contract. Since Simon's situation does not establish a binding past practice, the County does not have a valid defense for not paying Pophal at the sergeant investigator pay rate.
Given the above, it is concluded that employes who are promoted to detective are contractually entitled, pursuant to Appendix "A", to be paid at the sergeant investigator pay rate. That did not happen to Pophal, so the County violated the labor agreement. In order to remedy this contractual violation, the County shall henceforth pay Pophal at the sergeant investigator rate.
The final question is how far back Pophal's backpay should go. The Association asks that it (i.e. Pophal's backpay) be retroactive to the date he was appointed to the Detective Bureau (January 1, 1997) as opposed to the date the grievance was filed (September 24, 1997). When faced with backpay retroactivity questions, arbitrators usually hold that backpay runs from the date the grievance was filed. In accordance with that generally accepted view, the undersigned finds that Pophal's backpay is retroactive to September 24, 1997.
Based on the foregoing and the record as a whole, the undersigned makes the following
That the Employer violated the collective bargaining agreement when it assigned investigator duties to the grievant, but failed to compensate the grievant at the existing sergeant investigator rate of pay.
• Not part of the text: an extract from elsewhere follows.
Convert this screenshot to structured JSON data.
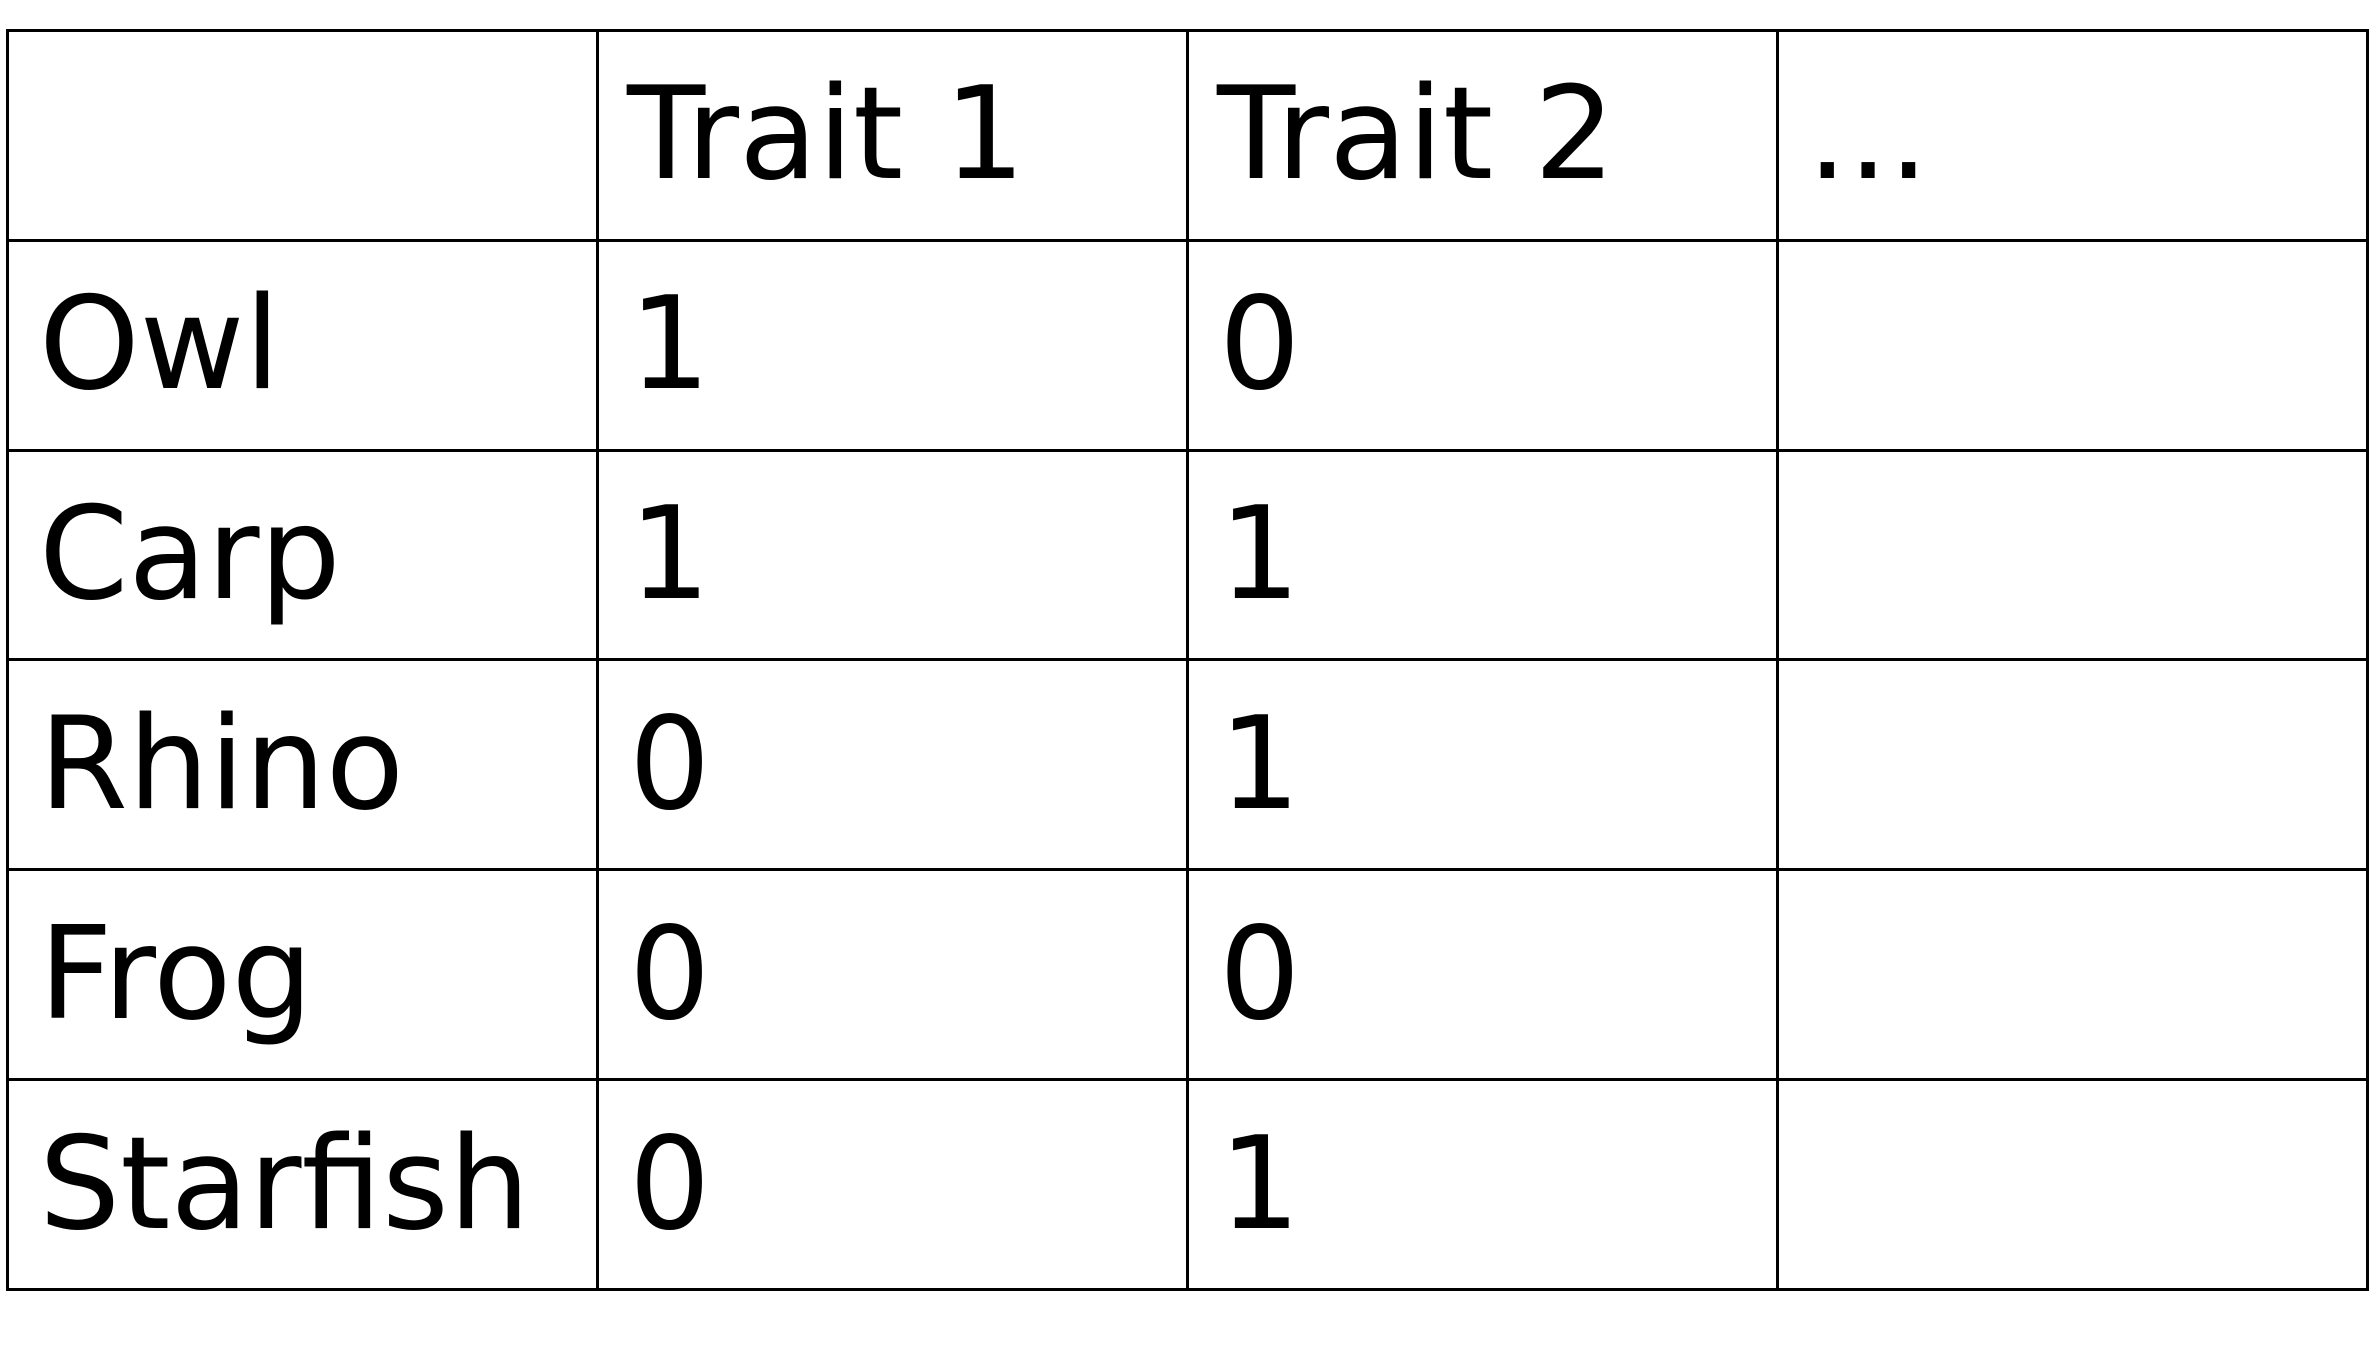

In order to remedy this contractual violation, the Employer shall henceforth pay the grievant at the sergeant investigator pay rate. Additionally, the Employer shall also pay the grievant the difference between the top deputy pay rate (which he has already received), and the sergeant investigator pay rate retroactive to September 24, 1997.
Dated at Madison, Wisconsin this 7th day of January, 1999.
Raleigh Jones /s/
Raleigh Jones, Arbitrator